Published 9:45 am Wednesday, March 27, 2019

BUCHANAN —  The Buchanan City Fire Department will be able to add another life-saving tool to their rescue mission arsenal, thanks to a donation from the Buchanan Masons and city approval.

Monday night during a city commission meeting, the Buchanan Masons provided the fire department with a $3,000 check for extraction equipment, also known as the Jaws of Life. The total cost of the tool is about $21,000. Commissioners voted unanimously to support the rest of the cost using money raised through a .5 millage for the fire department. 

Buchanan commissioners initially voted against approval of the equipment during a meeting earlier this month. City manager Bill Marx said the mason’s donation, combined with a better understanding of how the equipment will save lives helped to change their opinion Monday night.

Buchanan Fire Department Chief Robert “Mike” Adams said the equipment is necessary given the rapid increase of traffic accidents first responders have seen recently.

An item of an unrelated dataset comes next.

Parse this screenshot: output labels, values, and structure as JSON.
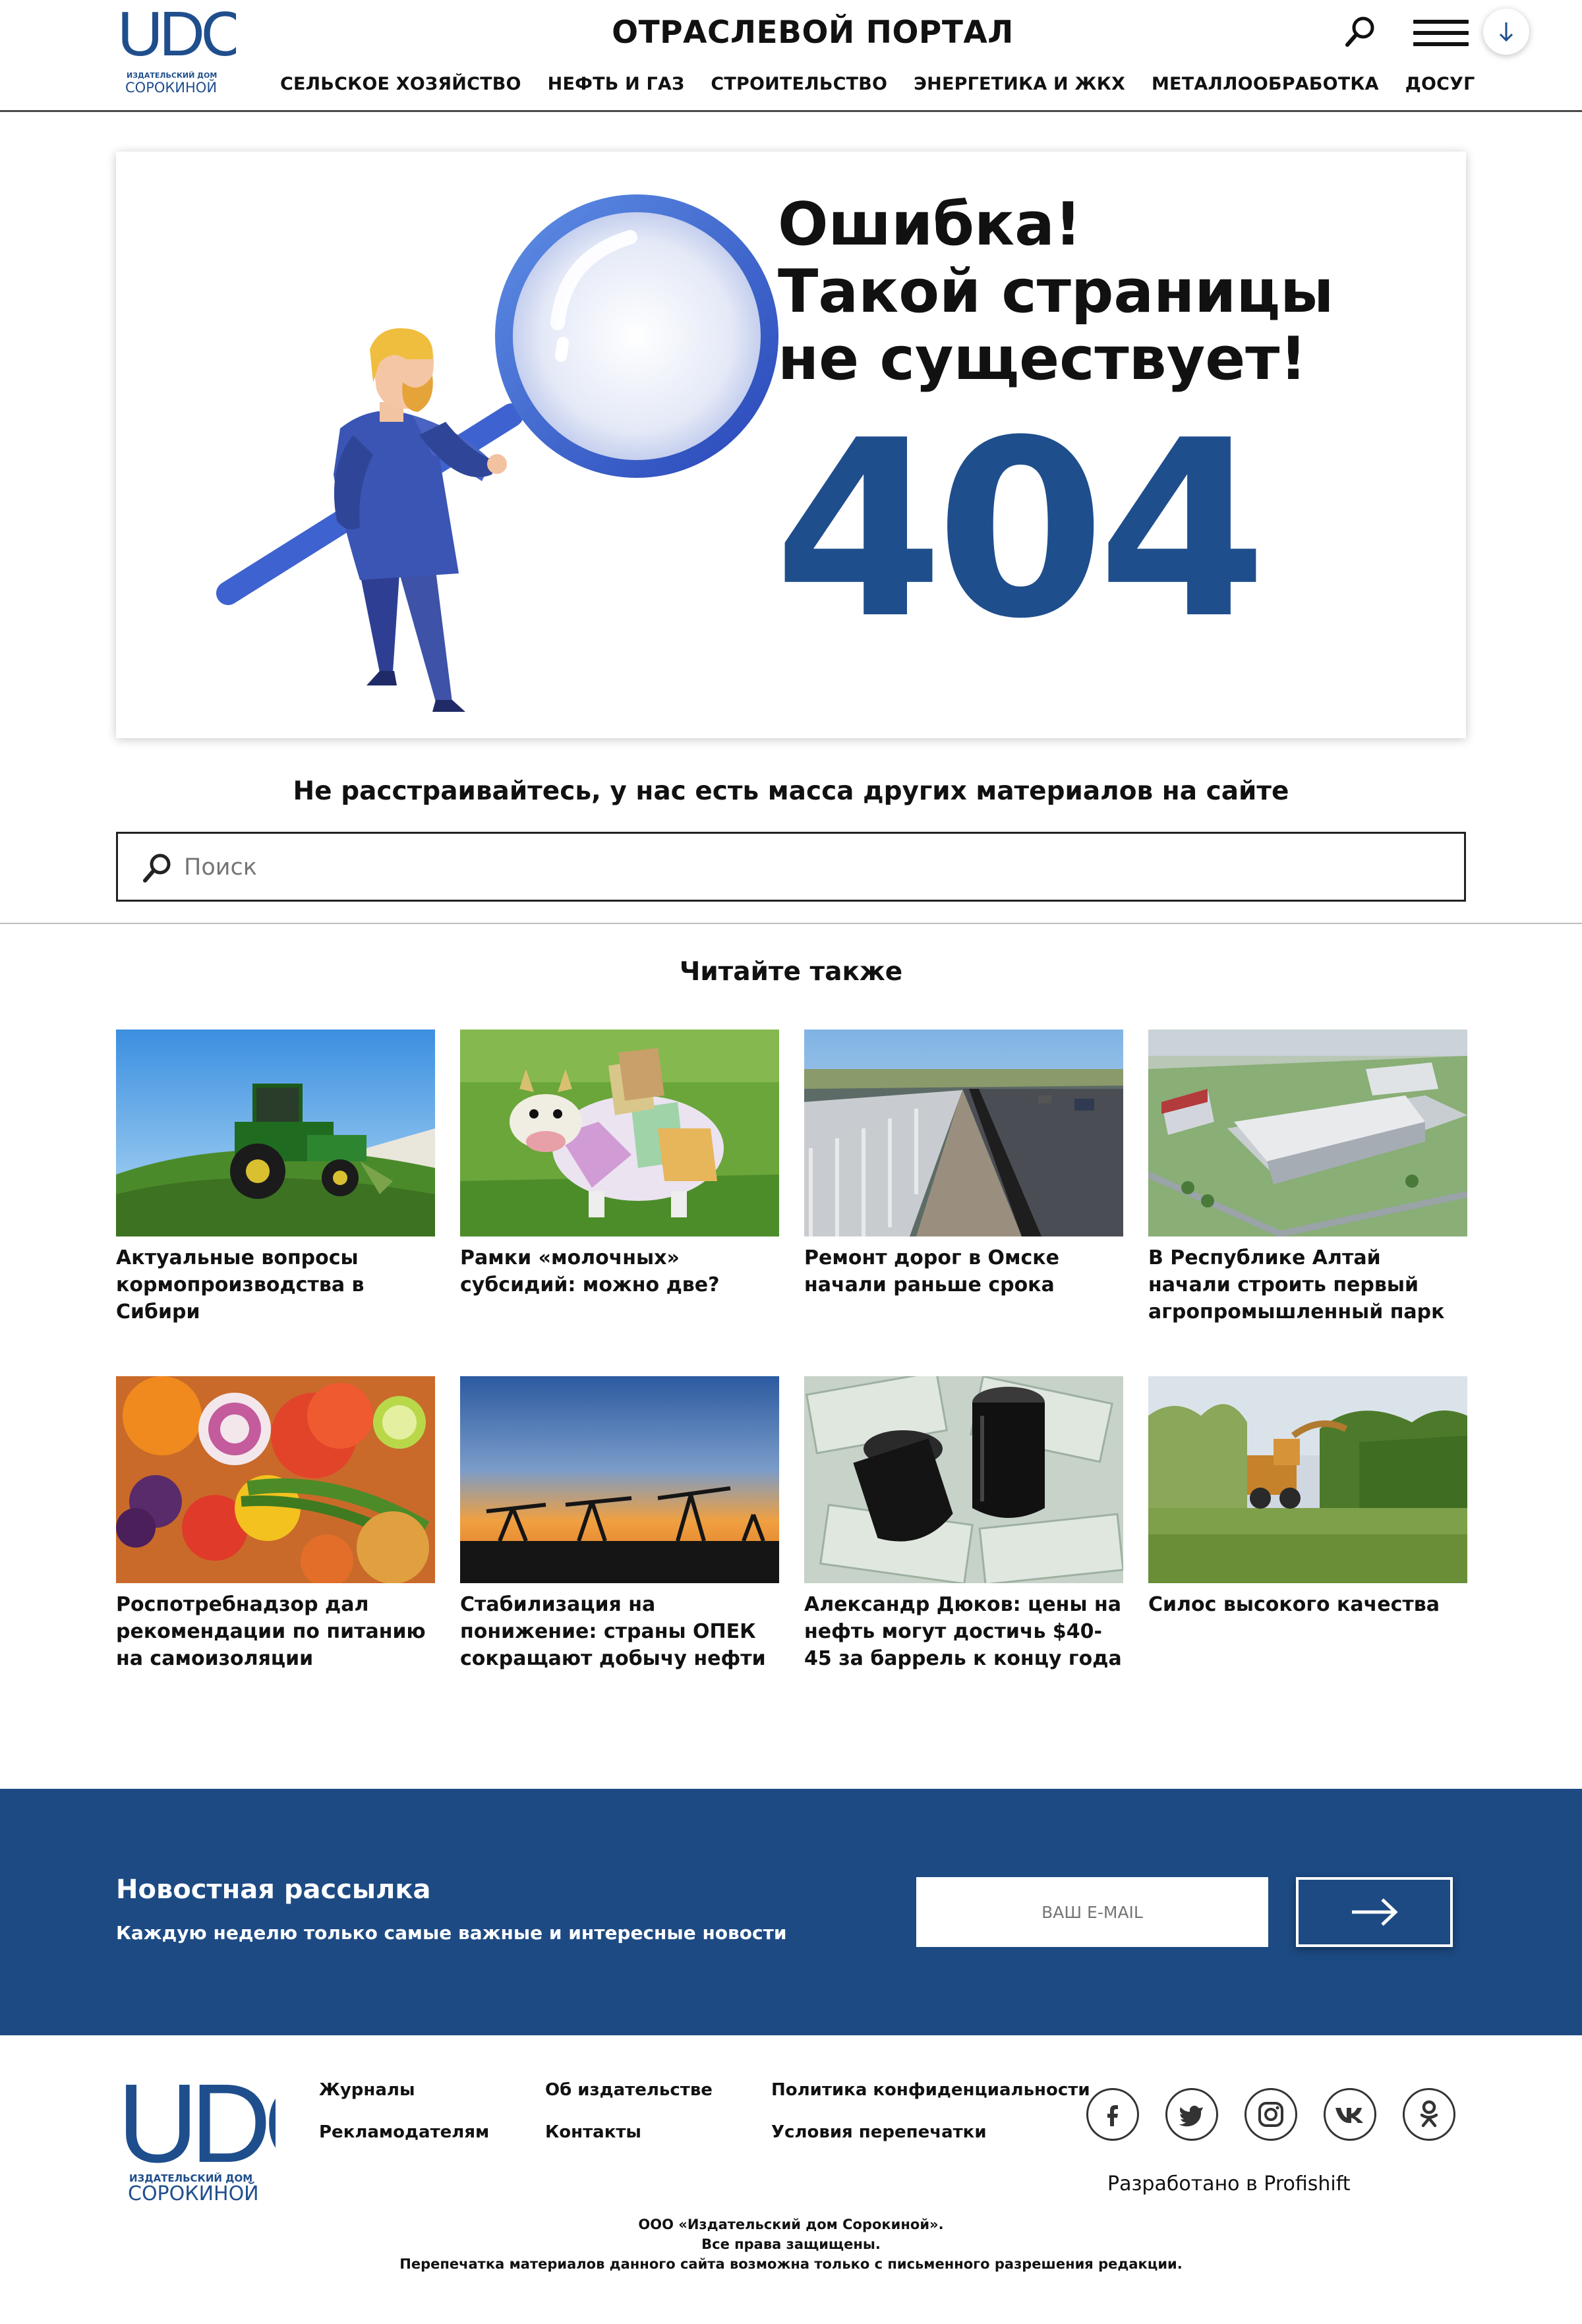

“Our call volume, as far as vehicle accidents, has more than doubled over the course of the last couple years,” Adams said. “We have had some pretty severe [crashes].”

Adams said the fire department does not have any vehicle extrication equipment. He said the equipment they will purchase is battery-powered and mobile. It will help them to free people who have been trapped in a vehicle during a wreck.

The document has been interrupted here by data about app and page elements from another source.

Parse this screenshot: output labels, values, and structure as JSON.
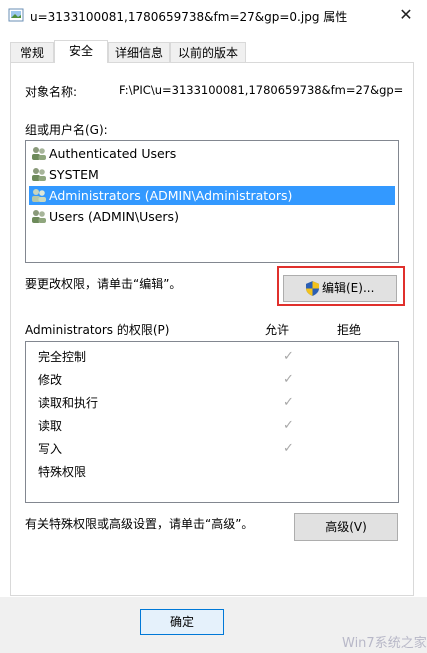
{
  "window": {
    "title": "u=3133100081,1780659738&fm=27&gp=0.jpg 属性",
    "close_glyph": "✕"
  },
  "tabs": [
    {
      "label": "常规"
    },
    {
      "label": "安全",
      "active": true
    },
    {
      "label": "详细信息"
    },
    {
      "label": "以前的版本"
    }
  ],
  "security": {
    "object_name_label": "对象名称:",
    "object_name_value": "F:\\PIC\\u=3133100081,1780659738&fm=27&gp=",
    "groups_label": "组或用户名(G):",
    "users": [
      {
        "name": "Authenticated Users",
        "icon": "users-group-icon"
      },
      {
        "name": "SYSTEM",
        "icon": "users-group-icon"
      },
      {
        "name": "Administrators (ADMIN\\Administrators)",
        "icon": "users-group-icon",
        "selected": true
      },
      {
        "name": "Users (ADMIN\\Users)",
        "icon": "users-group-icon"
      }
    ],
    "edit_hint": "要更改权限，请单击“编辑”。",
    "edit_button": "编辑(E)...",
    "permissions_label": "Administrators 的权限(P)",
    "allow_header": "允许",
    "deny_header": "拒绝",
    "permissions": [
      {
        "name": "完全控制",
        "allow": true
      },
      {
        "name": "修改",
        "allow": true
      },
      {
        "name": "读取和执行",
        "allow": true
      },
      {
        "name": "读取",
        "allow": true
      },
      {
        "name": "写入",
        "allow": true
      },
      {
        "name": "特殊权限",
        "allow": false
      }
    ],
    "check_glyph": "✓",
    "advanced_hint": "有关特殊权限或高级设置，请单击“高级”。",
    "advanced_button": "高级(V)"
  },
  "footer": {
    "ok_button": "确定"
  },
  "watermark": "Win7系统之家",
  "colors": {
    "selection": "#3399ff",
    "highlight_frame": "#e0302c",
    "button_face": "#e1e1e1",
    "check": "#a8a8a8"
  }
}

Dan Hinkle, of the Buchanan Masons, said the fire department approached them to seek help after the city had rejected approval for the equipment. He said the Masons offered $1,500 for the equipment, which was matched by the State Masonic Lodge for a total of $3,000.

Hinkle said a number of the Masons are former first responders and so they understood the necessity of the equipment.

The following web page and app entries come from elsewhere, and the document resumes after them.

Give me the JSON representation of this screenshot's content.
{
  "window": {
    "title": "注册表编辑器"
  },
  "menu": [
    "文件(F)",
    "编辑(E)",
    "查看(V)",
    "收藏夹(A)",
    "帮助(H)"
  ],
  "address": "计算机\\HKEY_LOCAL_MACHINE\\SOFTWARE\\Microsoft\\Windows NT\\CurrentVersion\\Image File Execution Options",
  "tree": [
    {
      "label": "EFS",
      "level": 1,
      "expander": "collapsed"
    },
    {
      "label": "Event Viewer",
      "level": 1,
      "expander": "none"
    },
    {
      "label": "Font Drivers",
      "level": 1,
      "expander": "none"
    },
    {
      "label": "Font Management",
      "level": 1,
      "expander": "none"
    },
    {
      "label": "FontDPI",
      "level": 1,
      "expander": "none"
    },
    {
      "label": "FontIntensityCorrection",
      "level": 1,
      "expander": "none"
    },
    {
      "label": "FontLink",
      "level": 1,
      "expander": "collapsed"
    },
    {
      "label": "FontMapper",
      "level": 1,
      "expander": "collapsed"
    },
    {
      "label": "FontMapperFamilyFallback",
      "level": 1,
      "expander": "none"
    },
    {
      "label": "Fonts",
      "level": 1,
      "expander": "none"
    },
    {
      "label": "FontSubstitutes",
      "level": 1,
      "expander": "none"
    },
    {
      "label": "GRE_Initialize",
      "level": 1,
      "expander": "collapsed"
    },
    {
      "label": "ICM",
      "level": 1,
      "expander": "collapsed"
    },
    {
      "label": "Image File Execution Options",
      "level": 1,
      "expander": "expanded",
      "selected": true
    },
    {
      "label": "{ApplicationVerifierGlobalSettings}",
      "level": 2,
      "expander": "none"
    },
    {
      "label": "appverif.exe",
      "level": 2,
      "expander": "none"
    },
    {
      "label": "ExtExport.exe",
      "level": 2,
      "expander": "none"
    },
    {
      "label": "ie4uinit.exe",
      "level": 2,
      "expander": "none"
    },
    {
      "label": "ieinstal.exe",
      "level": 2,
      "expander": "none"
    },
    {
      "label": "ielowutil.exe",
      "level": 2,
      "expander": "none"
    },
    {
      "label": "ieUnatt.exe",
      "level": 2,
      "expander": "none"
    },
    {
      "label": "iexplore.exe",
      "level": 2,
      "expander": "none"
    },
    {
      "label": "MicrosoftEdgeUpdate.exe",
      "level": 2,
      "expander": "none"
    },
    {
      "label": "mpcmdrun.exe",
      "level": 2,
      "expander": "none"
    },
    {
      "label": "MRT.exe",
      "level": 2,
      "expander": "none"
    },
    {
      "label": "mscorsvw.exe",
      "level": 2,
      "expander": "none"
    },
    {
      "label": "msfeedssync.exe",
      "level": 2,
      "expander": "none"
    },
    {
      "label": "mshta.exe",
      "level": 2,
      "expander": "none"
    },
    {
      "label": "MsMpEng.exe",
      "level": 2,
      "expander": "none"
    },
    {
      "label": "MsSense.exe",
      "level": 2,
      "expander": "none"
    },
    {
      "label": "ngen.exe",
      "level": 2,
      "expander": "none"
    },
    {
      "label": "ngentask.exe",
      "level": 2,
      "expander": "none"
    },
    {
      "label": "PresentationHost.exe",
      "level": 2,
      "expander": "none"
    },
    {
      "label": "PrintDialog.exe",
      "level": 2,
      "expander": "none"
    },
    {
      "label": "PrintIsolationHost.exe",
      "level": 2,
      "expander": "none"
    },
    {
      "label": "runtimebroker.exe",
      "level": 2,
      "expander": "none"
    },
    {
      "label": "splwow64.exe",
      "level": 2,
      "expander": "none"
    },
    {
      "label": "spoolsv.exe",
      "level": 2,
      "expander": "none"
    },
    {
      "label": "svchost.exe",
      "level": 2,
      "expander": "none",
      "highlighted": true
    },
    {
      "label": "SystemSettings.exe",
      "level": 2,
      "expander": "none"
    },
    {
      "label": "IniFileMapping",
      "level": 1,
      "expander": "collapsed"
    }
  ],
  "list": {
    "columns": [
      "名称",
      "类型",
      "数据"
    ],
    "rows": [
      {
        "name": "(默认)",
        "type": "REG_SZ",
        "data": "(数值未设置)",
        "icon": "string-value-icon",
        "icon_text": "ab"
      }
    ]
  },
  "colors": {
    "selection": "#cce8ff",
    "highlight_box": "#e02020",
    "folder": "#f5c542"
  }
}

Adams said he believed the initial rejection of the equipment by city commissioners amounted to a misunderstanding. After the meeting, he said the fire department continued the discussion with the commission.

Marx said city commissioners had initially expressed some trepidation about approving the extraction tool because surrounding fire departments already have the extraction equipment and could be called to the scene to assist.

After talking more with the fire department about the equipment’s necessity, Marx said city leaders determined that there is not always a guarantee that a neighboring fire department could be in a position to respond to an emergency.

“You can’t have a resident sitting there for 15 minutes waiting for a response for this equipment that could be on scene within minutes,” Marx said.

Marx commended the Masons for the gift to the fire department.

“We are happy with the fact that the Masons came up and opened the door again for this consideration,” Marx said. “Between the fact that we had neighbors that had the equipment and two, the cost $21,000, [ the purchase] was a little bit of a bite that some of the commission was concerned about. The Masons’ contribution took a little bit of that bite away.”

Adams expects the extraction equipment to arrive within the next four to six weeks. He said firefighters have already undergone some demonstrations and training so that they can be prepared to use it.

“This will make our job so much easier,” Adams said. “Our response times are already really good for being a paid-on-call department. This will give us one more ability to work quickly and not have to rely on calling somebody else to come to do that for us.”